The Tales of Bunyip

| 31. July 2020 |

Several mythical beasts are thought to originate from animals. Australia with its rich history of fauna is considered an abode of many mythical creatures. One such creature is Bunyip, a water-dwelling beast of terrifying and bizarre qualities assumed to prowl in swamps, creeks, riverbeds, and waterholes. 


Its name, which comes from the aboriginals, literally means “devil” or “an evil spirit”. The natives of Australia believed it to be a human devouring beast that favored the flesh of women and children. They considered the bunyip to be a night creature that creeps up in the dark and hunts for its prey. They were cautious of their night strolls and visits to the shallow waters and wells.

Some myths describe it as a water spirit that could shape-shift to a massive starfish and some believed it to be a creature with one large eye on its head and a mouth on its belly.

The description of bunyip varies greatly. The earliest accounts of white people describe it as a creature with a crocodile head and a doglike face with tails of a horse, tusks, and a coat of dark fur with a length between 5 to 15 feet. Some reports claimed they have round heads that resemble a bulldog, conspicuous ears, no tail, and whiskers like an otter with a size ranging from 4 to 6 feet. With traits of both water and land-dwelling animal, bunyip has always been considered too ghastly and horrifying with no concrete appearance, as those who have seen the creature up close never survived to tell the tale.

It’s one of the few mythical creatures that support witnesses and proofs to a point where its existence becomes plausible for the people. Along with testimonies of witnesses and news reports there have been discoveries of physical findings. In the 1830s, in the cave of wellington odd hefty fossils were found which were declared by the native historians as those of the bunyips’ but the British archeologists identified the fossils as those of marsupials.

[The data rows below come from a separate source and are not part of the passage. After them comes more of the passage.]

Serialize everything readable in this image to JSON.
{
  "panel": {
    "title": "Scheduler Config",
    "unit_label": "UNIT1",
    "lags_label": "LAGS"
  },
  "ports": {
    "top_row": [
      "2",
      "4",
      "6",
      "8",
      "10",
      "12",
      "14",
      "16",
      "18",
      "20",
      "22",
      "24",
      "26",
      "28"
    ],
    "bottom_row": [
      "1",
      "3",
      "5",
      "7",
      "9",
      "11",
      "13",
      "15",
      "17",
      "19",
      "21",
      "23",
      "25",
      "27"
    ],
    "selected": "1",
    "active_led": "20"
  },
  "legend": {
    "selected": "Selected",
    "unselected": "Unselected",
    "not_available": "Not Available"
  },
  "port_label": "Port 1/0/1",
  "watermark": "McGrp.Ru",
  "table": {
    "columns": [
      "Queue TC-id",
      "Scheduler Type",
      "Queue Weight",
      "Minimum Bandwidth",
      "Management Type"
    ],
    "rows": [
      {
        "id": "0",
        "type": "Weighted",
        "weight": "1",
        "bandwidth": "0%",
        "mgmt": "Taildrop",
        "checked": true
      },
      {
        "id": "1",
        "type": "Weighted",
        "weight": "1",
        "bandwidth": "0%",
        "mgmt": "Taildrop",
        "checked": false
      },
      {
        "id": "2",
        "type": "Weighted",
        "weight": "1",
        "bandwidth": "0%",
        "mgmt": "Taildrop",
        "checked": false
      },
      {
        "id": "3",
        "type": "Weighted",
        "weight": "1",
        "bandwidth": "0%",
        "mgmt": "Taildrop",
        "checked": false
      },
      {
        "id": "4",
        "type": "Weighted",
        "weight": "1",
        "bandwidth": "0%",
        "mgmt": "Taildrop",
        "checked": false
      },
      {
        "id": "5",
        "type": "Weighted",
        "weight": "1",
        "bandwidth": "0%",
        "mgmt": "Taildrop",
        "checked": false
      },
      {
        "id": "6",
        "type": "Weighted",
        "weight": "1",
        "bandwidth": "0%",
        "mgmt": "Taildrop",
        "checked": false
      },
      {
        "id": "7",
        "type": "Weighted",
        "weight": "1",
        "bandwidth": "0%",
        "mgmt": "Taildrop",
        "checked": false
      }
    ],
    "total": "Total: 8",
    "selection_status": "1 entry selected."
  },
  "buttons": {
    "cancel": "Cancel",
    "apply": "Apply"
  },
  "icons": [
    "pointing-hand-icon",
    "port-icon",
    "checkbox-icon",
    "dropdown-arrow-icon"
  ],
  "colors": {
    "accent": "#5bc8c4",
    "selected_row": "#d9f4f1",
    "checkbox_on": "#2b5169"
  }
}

Period drawings and artist’s depictions give terrifying faces to the bunyip which are even grotesque to see. Australia has incorporated the tales of bunyip through various modes in their culture. The Bunyip newspaper and an illustrated children’s book “The Gloomy Bunyip” are to name a few. Be it reality or a myth, the tales of bunyip stretch across the world as widely famous.